In January, Morro Bay puts on a Winter Bird Festival. Because of the king tides pushing the birds on the bay close to the boardwalk where I walk, it was spectacular. People took trips to see birds at the Carrizo Plains, Owling at Night, Birding by Bicycle, Osos Flaco, Sweet Springs and did a Big Day and Little Big Day bird count !
I recalled many years ago as a child, I had painted a Ruddy Duck for my grandmother. (Listen to podcast) I was about 10 years old. In honor of that time, I decided to paint a Ruddy Duck in courtship mode slapping its bill against its chest making a myriad of bubbles. You may see it on exhibit at the Morro Bay Art Center on Main Street.
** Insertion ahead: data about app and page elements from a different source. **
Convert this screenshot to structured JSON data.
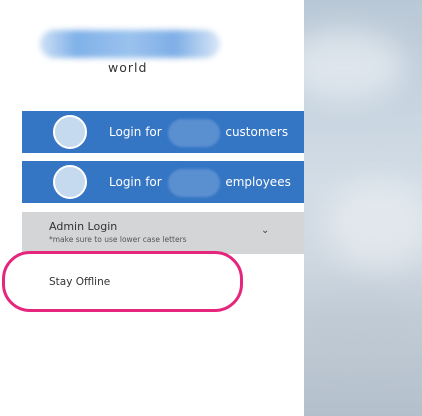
{
  "brand": {
    "logo_subtitle": "world"
  },
  "buttons": {
    "customers": {
      "prefix": "Login for",
      "suffix": "customers"
    },
    "employees": {
      "prefix": "Login for",
      "suffix": "employees"
    }
  },
  "admin": {
    "title": "Admin Login",
    "note": "*make sure to use lower case letters",
    "chevron": "⌄"
  },
  "offline": {
    "label": "Stay Offline"
  },
  "colors": {
    "primary_button": "#3576c4",
    "admin_background": "#d4d5d7",
    "highlight": "#e6257d"
  }
}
I, also, entered a Common Loon with a Chick riding on its back and a California Quail which I have yet to photograph, but you may see them all until they take the show down on the 6th of February 2017.
This summer has been quite delightful if you like fog. Growing up in New Jersey and Southeastern Pennsylvania, I did get to experience fog frequently, but it’s quite different here in Morro Bay, California. All summer long as the inland valleys swelter, the Pacific Ocean cools the Central Coast of California.
Cold Pacific Ocean water and hot air over the land collide to produce vapors that hang around for at least a half a day.
It sneaks fingers of soft white over the rolling hills, the Morro Bay Estuary and two or three of the Nine Sisters Peaks within a few miles of the coastline.
It looms over Morro Rock like a halo or fluffy bonnet, but sometimes smothering it almost completely.
Looking towards Los Osos over the bay, I saw cool air and warmer water colliding in the early morning making a very mysterious floating vapor that transfixed me for quite a while. I just had to get my pastels to see if I could capture the vapors rising. In the distance, the landscape rose into more of the morning mists.